Whenever the word "Classic" turns up in a line below, that line should be copied.
Start of Block
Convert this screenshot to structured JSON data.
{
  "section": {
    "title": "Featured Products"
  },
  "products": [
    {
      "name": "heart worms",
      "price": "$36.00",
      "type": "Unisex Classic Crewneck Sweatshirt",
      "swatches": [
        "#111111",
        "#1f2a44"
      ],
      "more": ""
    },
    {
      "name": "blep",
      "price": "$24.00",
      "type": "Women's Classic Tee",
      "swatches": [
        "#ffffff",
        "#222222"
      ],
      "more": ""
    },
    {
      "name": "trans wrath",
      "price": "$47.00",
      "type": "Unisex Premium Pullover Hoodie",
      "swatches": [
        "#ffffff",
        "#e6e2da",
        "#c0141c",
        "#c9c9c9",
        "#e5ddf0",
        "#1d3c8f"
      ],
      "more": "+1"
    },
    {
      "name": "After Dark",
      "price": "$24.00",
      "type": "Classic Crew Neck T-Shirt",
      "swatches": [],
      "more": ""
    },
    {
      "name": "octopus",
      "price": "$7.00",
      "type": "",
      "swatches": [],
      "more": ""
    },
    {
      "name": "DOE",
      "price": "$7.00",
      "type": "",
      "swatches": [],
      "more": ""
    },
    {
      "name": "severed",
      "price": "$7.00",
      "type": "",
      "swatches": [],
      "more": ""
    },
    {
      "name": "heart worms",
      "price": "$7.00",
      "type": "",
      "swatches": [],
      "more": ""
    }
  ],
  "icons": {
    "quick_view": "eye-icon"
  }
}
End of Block
▶ _Solution for this problem_:
      "type": "Unisex Classic Crewneck Sweatshirt",
      "type": "Women's Classic Tee",
      "type": "Classic Crew Neck T-Shirt",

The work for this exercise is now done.